When I was in high school we were lucky enough to be visited by Yann Martel, author of “The Life of Pi“. Responding to a student’s question, Martel described the disappointment he felt when some of his earlier works were rejected by publishing houses. He explained that because of the intimate nature of creative work, the rejections sometimes felt like personal insults although they were not always intended as such.

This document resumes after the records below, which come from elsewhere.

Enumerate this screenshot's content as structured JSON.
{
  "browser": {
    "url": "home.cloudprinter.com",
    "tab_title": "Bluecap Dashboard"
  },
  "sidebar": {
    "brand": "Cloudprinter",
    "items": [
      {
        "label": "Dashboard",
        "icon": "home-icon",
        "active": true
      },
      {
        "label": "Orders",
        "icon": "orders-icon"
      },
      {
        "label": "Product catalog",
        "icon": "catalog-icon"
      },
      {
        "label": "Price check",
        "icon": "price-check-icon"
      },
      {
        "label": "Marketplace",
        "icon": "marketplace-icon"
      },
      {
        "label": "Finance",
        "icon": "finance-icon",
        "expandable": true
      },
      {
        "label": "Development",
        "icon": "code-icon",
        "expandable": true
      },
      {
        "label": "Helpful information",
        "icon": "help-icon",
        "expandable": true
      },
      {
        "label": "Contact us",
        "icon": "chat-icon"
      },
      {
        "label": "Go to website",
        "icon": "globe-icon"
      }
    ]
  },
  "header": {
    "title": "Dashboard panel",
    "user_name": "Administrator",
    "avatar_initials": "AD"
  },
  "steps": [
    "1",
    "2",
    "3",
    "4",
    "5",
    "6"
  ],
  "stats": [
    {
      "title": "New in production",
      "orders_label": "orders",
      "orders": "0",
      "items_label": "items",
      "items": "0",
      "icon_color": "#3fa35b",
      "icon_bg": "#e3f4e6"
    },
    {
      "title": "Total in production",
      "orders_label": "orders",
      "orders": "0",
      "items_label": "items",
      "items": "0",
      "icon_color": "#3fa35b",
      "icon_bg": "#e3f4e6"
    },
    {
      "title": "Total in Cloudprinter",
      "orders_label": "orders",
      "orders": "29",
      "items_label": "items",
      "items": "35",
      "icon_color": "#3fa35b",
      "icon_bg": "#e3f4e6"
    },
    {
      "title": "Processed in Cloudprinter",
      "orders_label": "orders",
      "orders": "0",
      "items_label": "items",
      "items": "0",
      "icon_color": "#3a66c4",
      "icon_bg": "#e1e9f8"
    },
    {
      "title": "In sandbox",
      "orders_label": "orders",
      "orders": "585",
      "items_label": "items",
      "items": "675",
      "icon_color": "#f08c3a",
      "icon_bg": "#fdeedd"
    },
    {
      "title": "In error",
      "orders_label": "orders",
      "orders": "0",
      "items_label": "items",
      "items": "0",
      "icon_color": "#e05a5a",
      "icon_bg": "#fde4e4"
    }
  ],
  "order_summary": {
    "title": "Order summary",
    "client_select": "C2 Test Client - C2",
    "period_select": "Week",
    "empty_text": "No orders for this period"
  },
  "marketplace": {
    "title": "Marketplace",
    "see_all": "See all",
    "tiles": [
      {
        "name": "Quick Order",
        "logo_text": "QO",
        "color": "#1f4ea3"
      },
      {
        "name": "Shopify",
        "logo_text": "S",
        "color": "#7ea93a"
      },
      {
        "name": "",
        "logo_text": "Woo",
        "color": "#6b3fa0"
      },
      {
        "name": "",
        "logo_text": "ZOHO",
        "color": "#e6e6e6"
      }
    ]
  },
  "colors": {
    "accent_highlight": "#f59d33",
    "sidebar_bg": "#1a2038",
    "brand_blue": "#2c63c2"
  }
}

Many societies today, especially in the West, value and promote individualism. From a young age we are taught that we are unique; we are expected to have a favourite colour, song, movie, actor, shirt, etc. We are told we can do anything, that nothing is impossible. Yet as the production and, more importantly, the publication of creative content grows alongside new technologies, the prospects of publicity or social impact are diminished. In the cacophony of voices from blogs, magazines and websites, the uniqueness of the individual voice is muffled beyond distinction, and this can sometimes lead to frustrating feelings of futility. As Davis says, “I think of the significance of my opinions here. Is it significant to be giving them? Does anybody care?”
The reality is that when publishing creative work, you have about as much chance of making an impact as you do of becoming the next pop band on the Top 40. But let’s say someone does come across your creation through one of the various stratified links, likes, shares, retweets on social networks, or perhaps even a youtube sidebar. Your creation might touch one individual. It might be downloaded to a personal computer or kept on a handheld device and listened to on the subway. You might add new flavour to just one person’s day.
In a world of 7 billion people, isn’t this enough?